§ **Assignment**
Copy out every record below, word for word.

___ Record extracts ___

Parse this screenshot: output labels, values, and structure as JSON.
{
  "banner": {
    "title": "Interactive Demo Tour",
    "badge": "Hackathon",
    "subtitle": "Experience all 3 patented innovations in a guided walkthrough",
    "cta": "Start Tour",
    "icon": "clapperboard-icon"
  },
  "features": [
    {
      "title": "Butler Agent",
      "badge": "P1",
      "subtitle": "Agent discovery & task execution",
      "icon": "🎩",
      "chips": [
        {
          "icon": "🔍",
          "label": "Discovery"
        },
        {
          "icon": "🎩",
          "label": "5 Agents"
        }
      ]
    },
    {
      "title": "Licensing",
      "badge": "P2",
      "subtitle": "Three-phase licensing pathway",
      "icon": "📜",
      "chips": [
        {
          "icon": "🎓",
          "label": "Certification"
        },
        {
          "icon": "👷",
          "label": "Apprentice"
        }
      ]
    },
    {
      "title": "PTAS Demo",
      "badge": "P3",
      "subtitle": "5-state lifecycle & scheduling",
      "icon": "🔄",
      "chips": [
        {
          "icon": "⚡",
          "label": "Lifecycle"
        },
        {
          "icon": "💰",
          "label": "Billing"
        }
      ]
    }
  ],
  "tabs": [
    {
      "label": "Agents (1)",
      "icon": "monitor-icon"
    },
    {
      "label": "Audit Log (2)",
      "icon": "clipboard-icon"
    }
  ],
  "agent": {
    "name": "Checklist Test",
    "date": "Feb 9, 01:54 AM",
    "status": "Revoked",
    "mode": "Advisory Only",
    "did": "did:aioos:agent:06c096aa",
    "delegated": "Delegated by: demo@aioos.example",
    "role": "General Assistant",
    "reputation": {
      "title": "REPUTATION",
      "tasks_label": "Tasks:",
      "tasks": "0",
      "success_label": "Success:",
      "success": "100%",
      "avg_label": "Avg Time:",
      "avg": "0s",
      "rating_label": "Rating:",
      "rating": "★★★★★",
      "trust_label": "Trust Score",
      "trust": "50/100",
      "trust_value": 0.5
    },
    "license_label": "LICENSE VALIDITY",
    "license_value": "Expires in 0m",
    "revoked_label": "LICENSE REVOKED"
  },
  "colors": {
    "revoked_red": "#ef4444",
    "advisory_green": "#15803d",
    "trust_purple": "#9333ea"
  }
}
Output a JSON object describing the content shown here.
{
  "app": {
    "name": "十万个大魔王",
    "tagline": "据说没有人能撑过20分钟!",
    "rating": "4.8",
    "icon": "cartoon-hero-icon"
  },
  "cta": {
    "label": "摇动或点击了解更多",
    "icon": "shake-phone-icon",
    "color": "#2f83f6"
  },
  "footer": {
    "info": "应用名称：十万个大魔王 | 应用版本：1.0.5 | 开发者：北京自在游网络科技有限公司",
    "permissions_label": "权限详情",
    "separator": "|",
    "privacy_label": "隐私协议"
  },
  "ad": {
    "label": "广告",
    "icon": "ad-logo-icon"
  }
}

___

§ **Reply**
Parse this screenshot: output labels, values, and structure as JSON.
{
  "banner": {
    "title": "Interactive Demo Tour",
    "badge": "Hackathon",
    "subtitle": "Experience all 3 patented innovations in a guided walkthrough",
    "cta": "Start Tour",
    "icon": "clapperboard-icon"
  },
  "features": [
    {
      "title": "Butler Agent",
      "badge": "P1",
      "subtitle": "Agent discovery & task execution",
      "icon": "🎩",
      "chips": [
        {
          "icon": "🔍",
          "label": "Discovery"
        },
        {
          "icon": "🎩",
          "label": "5 Agents"
        }
      ]
    },
    {
      "title": "Licensing",
      "badge": "P2",
      "subtitle": "Three-phase licensing pathway",
      "icon": "📜",
      "chips": [
        {
          "icon": "🎓",
          "label": "Certification"
        },
        {
          "icon": "👷",
          "label": "Apprentice"
        }
      ]
    },
    {
      "title": "PTAS Demo",
      "badge": "P3",
      "subtitle": "5-state lifecycle & scheduling",
      "icon": "🔄",
      "chips": [
        {
          "icon": "⚡",
          "label": "Lifecycle"
        },
        {
          "icon": "💰",
          "label": "Billing"
        }
      ]
    }
  ],
  "tabs": [
    {
      "label": "Agents (1)",
      "icon": "monitor-icon"
    },
    {
      "label": "Audit Log (2)",
      "icon": "clipboard-icon"
    }
  ],
  "agent": {
    "name": "Checklist Test",
    "date": "Feb 9, 01:54 AM",
    "status": "Revoked",
    "mode": "Advisory Only",
    "did": "did:aioos:agent:06c096aa",
    "delegated": "Delegated by: demo@aioos.example",
    "role": "General Assistant",
    "reputation": {
      "title": "REPUTATION",
      "tasks_label": "Tasks:",
      "tasks": "0",
      "success_label": "Success:",
      "success": "100%",
      "avg_label": "Avg Time:",
      "avg": "0s",
      "rating_label": "Rating:",
      "rating": "★★★★★",
      "trust_label": "Trust Score",
      "trust": "50/100",
      "trust_value": 0.5
    },
    "license_label": "LICENSE VALIDITY",
    "license_value": "Expires in 0m",
    "revoked_label": "LICENSE REVOKED"
  },
  "colors": {
    "revoked_red": "#ef4444",
    "advisory_green": "#15803d",
    "trust_purple": "#9333ea"
  }
}
Output a JSON object describing the content shown here.
{
  "app": {
    "name": "十万个大魔王",
    "tagline": "据说没有人能撑过20分钟!",
    "rating": "4.8",
    "icon": "cartoon-hero-icon"
  },
  "cta": {
    "label": "摇动或点击了解更多",
    "icon": "shake-phone-icon",
    "color": "#2f83f6"
  },
  "footer": {
    "info": "应用名称：十万个大魔王 | 应用版本：1.0.5 | 开发者：北京自在游网络科技有限公司",
    "permissions_label": "权限详情",
    "separator": "|",
    "privacy_label": "隐私协议"
  },
  "ad": {
    "label": "广告",
    "icon": "ad-logo-icon"
  }
}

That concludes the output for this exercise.